Over the past few weeks, there has been a fresh impetus among countries to respond collectively and/or collaboratively to address climate change. For example, under the leadership of President Joe Biden, the US “joined” the agreement on climate change signed five years ago in Paris.
Another instance comes from the EU countries, which in December 2020 agreed to reduce the greenhouse gas emissions by at least 55 per cent of their levels prevailing in 1990 to achieve carbon neutrality. Globally, in other words, there are hints at jump-starting collaborative responses, given that scientists warn that evidence on climate change is stronger than ever. Countries are increasingly facing risks of climate change.
For India, the frequency of extreme climatic events and the magnitude of losses have increased in the past decade According to the Germanwatch Global Climate Risk Index 2020, which captures the level of exposure and vulnerability to extreme events, India was fifth-most affected country in 2018. Recognising the urgency of the situation, India has increased its share of energy from solar and wind.
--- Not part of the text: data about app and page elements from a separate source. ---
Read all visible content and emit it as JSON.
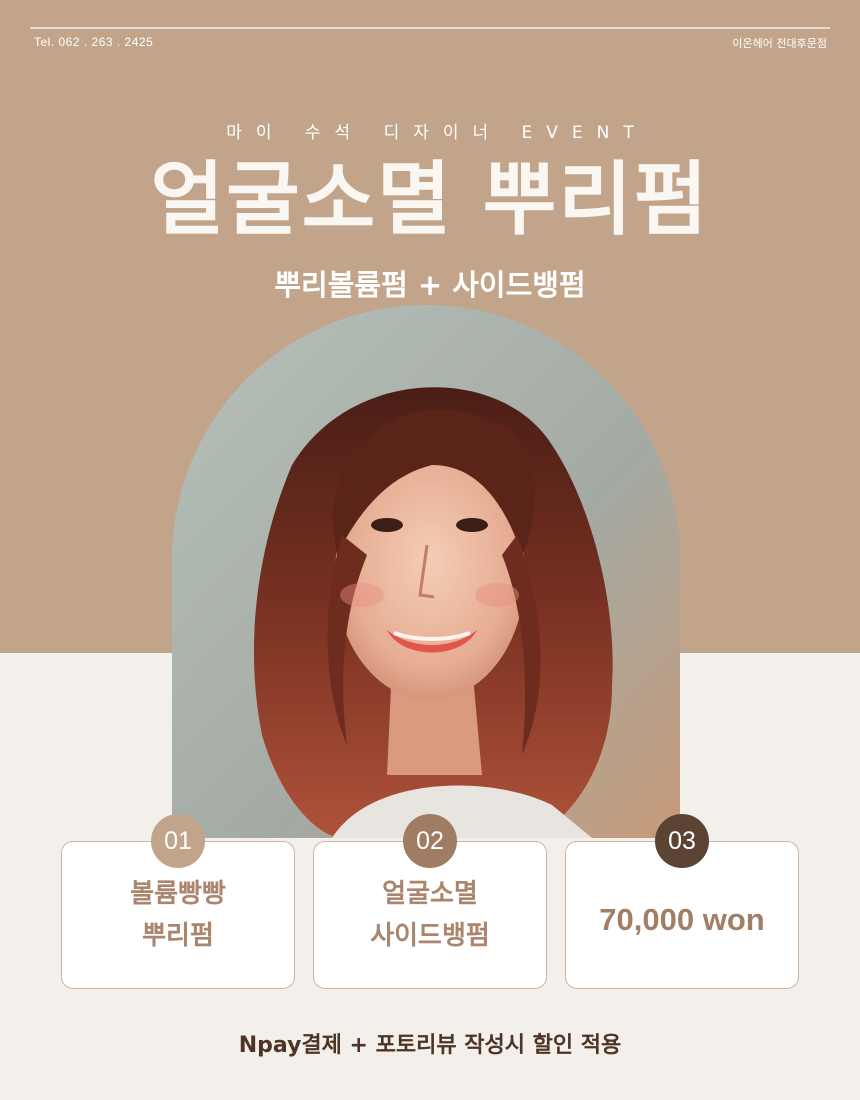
{
  "header": {
    "tel": "Tel. 062 . 263 . 2425",
    "salon_name": "이온헤어 전대후문점"
  },
  "hero": {
    "eyebrow": "마이 수석 디자이너 EVENT",
    "headline": "얼굴소멸 뿌리펌",
    "subhead": "뿌리볼륨펌 + 사이드뱅펌"
  },
  "portrait": {
    "icon": "woman-portrait-photo"
  },
  "cards": [
    {
      "number": "01",
      "line1": "볼륨빵빵",
      "line2": "뿌리펌",
      "badge_color": "#c2a48a"
    },
    {
      "number": "02",
      "line1": "얼굴소멸",
      "line2": "사이드뱅펌",
      "badge_color": "#a07d62"
    },
    {
      "number": "03",
      "price": "70,000 won",
      "badge_color": "#5c4434"
    }
  ],
  "footer": {
    "note": "Npay결제 + 포토리뷰 작성시 할인 적용"
  },
  "colors": {
    "top_background": "#c2a48a",
    "bottom_background": "#f3f0eb",
    "accent_text": "#a9866d",
    "footer_text": "#4d3426"
  }
}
It is also evident that isolated efforts by countries to mitigate the effects of climate change have met with limited success.
There is a need for a robust collaborative initiative, and it is believed that climate change is emerging as a significant arena of multilateralism.